__ACTIVITY__. Could you return only the lines that run from the line with "Read all visible content and emit it as JSON." through the final line of the data, exactly as they stand?

__ENTRIES PROVIDED__.
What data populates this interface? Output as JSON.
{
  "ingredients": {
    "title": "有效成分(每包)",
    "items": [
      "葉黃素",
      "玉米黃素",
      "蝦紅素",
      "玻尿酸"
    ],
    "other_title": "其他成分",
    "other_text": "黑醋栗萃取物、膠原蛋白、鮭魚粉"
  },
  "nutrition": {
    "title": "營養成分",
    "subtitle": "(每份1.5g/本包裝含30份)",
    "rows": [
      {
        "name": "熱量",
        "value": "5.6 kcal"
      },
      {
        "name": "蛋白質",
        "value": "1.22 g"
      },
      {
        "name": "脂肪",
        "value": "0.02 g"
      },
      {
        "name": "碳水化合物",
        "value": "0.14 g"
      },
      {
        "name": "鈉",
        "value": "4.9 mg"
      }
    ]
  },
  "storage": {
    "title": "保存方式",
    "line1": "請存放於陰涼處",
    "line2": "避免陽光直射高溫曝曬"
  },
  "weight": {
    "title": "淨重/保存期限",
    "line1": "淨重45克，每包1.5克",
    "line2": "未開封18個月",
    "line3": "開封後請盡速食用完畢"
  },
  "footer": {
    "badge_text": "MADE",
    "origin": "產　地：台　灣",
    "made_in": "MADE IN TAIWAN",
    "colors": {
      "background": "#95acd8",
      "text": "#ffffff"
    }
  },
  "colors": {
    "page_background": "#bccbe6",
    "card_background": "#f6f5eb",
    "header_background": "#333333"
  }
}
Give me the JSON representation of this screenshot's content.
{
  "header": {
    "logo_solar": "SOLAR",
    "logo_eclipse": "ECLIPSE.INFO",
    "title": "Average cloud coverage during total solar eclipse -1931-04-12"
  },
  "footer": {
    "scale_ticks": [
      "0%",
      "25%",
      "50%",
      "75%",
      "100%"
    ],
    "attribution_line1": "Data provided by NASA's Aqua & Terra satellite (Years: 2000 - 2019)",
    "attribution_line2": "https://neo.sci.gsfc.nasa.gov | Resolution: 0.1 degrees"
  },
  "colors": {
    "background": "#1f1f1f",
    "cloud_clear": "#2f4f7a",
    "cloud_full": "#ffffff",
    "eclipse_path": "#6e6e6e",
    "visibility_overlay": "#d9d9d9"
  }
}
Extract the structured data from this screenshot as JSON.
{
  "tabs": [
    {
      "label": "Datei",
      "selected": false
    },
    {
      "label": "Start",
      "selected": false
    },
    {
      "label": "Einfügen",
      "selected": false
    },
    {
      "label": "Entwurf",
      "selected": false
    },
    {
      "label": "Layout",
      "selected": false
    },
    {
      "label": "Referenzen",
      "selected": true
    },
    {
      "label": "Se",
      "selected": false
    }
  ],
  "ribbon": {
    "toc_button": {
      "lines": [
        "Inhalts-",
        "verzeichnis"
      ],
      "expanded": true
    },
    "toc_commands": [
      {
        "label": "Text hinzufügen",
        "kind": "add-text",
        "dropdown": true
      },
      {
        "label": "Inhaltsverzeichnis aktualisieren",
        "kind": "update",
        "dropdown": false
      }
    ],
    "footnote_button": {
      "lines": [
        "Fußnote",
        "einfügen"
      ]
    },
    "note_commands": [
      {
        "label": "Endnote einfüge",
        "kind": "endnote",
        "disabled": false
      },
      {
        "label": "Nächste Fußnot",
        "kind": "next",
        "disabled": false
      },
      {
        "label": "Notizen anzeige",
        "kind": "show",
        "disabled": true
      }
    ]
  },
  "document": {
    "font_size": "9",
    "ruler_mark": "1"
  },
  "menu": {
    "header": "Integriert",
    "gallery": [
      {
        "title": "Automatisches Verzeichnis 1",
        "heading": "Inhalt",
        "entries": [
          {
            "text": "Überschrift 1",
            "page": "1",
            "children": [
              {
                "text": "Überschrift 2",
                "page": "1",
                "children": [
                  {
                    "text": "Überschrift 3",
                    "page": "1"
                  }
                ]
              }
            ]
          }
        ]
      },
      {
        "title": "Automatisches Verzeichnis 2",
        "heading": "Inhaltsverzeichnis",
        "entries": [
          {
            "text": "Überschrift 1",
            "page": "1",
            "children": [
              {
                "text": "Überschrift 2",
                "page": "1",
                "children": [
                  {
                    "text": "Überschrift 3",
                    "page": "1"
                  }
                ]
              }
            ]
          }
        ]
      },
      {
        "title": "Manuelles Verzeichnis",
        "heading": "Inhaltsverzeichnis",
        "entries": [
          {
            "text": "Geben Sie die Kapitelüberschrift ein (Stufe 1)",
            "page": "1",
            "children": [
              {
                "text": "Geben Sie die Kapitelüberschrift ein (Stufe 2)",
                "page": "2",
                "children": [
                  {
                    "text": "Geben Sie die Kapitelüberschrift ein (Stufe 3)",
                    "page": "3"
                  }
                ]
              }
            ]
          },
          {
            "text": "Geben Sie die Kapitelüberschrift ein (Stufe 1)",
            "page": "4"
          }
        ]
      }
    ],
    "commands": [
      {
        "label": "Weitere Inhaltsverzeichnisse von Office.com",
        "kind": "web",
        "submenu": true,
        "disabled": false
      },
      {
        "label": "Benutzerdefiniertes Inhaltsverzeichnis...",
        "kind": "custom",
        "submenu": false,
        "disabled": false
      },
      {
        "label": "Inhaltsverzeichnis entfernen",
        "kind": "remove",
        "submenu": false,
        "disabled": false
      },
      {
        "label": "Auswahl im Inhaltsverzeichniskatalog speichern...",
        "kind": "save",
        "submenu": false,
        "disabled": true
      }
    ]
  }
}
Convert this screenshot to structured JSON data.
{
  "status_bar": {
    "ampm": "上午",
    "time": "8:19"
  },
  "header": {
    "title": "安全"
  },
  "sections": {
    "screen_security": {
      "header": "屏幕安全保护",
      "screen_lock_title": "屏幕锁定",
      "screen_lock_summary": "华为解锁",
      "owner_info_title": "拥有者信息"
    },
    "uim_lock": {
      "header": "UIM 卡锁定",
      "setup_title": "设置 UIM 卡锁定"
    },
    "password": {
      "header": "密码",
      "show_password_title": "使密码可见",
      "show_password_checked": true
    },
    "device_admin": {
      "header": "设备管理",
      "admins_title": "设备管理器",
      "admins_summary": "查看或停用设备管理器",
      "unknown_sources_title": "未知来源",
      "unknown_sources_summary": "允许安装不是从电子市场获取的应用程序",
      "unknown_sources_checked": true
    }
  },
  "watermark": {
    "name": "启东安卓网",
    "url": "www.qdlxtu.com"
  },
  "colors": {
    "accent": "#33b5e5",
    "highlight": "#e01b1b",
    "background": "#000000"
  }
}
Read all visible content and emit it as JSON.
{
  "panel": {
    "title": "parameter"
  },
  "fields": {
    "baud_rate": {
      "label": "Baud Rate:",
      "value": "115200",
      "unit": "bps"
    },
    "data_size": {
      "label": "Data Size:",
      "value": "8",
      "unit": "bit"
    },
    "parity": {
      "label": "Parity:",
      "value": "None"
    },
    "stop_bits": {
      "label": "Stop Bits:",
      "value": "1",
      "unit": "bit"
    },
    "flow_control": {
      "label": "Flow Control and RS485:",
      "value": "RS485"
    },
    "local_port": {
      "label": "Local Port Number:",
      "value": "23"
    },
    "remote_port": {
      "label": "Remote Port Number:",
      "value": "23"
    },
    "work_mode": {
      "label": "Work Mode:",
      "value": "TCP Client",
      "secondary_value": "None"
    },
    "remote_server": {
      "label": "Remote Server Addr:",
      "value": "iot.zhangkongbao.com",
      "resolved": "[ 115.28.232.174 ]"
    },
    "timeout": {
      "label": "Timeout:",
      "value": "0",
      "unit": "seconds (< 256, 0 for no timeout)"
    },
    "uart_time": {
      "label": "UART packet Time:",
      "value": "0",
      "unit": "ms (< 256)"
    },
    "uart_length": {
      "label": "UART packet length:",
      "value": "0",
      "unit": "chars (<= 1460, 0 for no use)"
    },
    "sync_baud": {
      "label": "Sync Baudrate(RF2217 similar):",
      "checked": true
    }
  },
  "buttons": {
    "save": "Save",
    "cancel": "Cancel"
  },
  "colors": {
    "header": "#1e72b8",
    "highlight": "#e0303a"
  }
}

__YOUR SOLUTION__.
Read all visible content and emit it as JSON.
{
  "panel": {
    "title": "parameter"
  },
  "fields": {
    "baud_rate": {
      "label": "Baud Rate:",
      "value": "115200",
      "unit": "bps"
    },
    "data_size": {
      "label": "Data Size:",
      "value": "8",
      "unit": "bit"
    },
    "parity": {
      "label": "Parity:",
      "value": "None"
    },
    "stop_bits": {
      "label": "Stop Bits:",
      "value": "1",
      "unit": "bit"
    },
    "flow_control": {
      "label": "Flow Control and RS485:",
      "value": "RS485"
    },
    "local_port": {
      "label": "Local Port Number:",
      "value": "23"
    },
    "remote_port": {
      "label": "Remote Port Number:",
      "value": "23"
    },
    "work_mode": {
      "label": "Work Mode:",
      "value": "TCP Client",
      "secondary_value": "None"
    },
    "remote_server": {
      "label": "Remote Server Addr:",
      "value": "iot.zhangkongbao.com",
      "resolved": "[ 115.28.232.174 ]"
    },
    "timeout": {
      "label": "Timeout:",
      "value": "0",
      "unit": "seconds (< 256, 0 for no timeout)"
    },
    "uart_time": {
      "label": "UART packet Time:",
      "value": "0",
      "unit": "ms (< 256)"
    },
    "uart_length": {
      "label": "UART packet length:",
      "value": "0",
      "unit": "chars (<= 1460, 0 for no use)"
    },
    "sync_baud": {
      "label": "Sync Baudrate(RF2217 similar):",
      "checked": true
    }
  },
  "buttons": {
    "save": "Save",
    "cancel": "Cancel"
  },
  "colors": {
    "header": "#1e72b8",
    "highlight": "#e0303a"
  }
}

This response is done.